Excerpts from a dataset
=== Begin Enclosure ===

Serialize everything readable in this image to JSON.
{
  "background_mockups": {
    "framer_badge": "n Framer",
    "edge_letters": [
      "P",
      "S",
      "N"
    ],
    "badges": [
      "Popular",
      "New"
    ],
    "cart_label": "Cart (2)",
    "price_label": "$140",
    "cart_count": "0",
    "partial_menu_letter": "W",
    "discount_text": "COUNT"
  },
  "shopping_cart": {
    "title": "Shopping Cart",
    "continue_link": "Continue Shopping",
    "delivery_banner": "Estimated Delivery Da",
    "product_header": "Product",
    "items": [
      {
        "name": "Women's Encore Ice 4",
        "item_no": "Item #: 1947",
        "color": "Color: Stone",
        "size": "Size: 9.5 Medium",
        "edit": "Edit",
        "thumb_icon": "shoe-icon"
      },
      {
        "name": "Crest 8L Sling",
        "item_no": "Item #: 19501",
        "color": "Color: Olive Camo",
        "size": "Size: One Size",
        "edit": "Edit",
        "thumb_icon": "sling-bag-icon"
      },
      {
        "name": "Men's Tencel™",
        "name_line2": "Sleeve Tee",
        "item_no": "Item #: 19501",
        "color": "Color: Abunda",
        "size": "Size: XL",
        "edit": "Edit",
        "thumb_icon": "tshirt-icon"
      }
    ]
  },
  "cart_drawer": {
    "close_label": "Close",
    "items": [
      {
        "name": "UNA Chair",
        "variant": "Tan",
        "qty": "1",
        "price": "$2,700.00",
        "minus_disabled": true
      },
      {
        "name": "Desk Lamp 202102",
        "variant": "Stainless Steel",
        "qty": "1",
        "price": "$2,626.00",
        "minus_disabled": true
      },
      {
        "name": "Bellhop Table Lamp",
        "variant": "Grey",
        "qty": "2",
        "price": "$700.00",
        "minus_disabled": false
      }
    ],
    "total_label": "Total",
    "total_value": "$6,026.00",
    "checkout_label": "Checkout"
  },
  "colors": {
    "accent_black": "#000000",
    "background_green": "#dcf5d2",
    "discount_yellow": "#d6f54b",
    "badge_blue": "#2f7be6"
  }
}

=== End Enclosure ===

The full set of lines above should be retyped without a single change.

Serialize everything readable in this image to JSON.
{
  "background_mockups": {
    "framer_badge": "n Framer",
    "edge_letters": [
      "P",
      "S",
      "N"
    ],
    "badges": [
      "Popular",
      "New"
    ],
    "cart_label": "Cart (2)",
    "price_label": "$140",
    "cart_count": "0",
    "partial_menu_letter": "W",
    "discount_text": "COUNT"
  },
  "shopping_cart": {
    "title": "Shopping Cart",
    "continue_link": "Continue Shopping",
    "delivery_banner": "Estimated Delivery Da",
    "product_header": "Product",
    "items": [
      {
        "name": "Women's Encore Ice 4",
        "item_no": "Item #: 1947",
        "color": "Color: Stone",
        "size": "Size: 9.5 Medium",
        "edit": "Edit",
        "thumb_icon": "shoe-icon"
      },
      {
        "name": "Crest 8L Sling",
        "item_no": "Item #: 19501",
        "color": "Color: Olive Camo",
        "size": "Size: One Size",
        "edit": "Edit",
        "thumb_icon": "sling-bag-icon"
      },
      {
        "name": "Men's Tencel™",
        "name_line2": "Sleeve Tee",
        "item_no": "Item #: 19501",
        "color": "Color: Abunda",
        "size": "Size: XL",
        "edit": "Edit",
        "thumb_icon": "tshirt-icon"
      }
    ]
  },
  "cart_drawer": {
    "close_label": "Close",
    "items": [
      {
        "name": "UNA Chair",
        "variant": "Tan",
        "qty": "1",
        "price": "$2,700.00",
        "minus_disabled": true
      },
      {
        "name": "Desk Lamp 202102",
        "variant": "Stainless Steel",
        "qty": "1",
        "price": "$2,626.00",
        "minus_disabled": true
      },
      {
        "name": "Bellhop Table Lamp",
        "variant": "Grey",
        "qty": "2",
        "price": "$700.00",
        "minus_disabled": false
      }
    ],
    "total_label": "Total",
    "total_value": "$6,026.00",
    "checkout_label": "Checkout"
  },
  "colors": {
    "accent_black": "#000000",
    "background_green": "#dcf5d2",
    "discount_yellow": "#d6f54b",
    "badge_blue": "#2f7be6"
  }
}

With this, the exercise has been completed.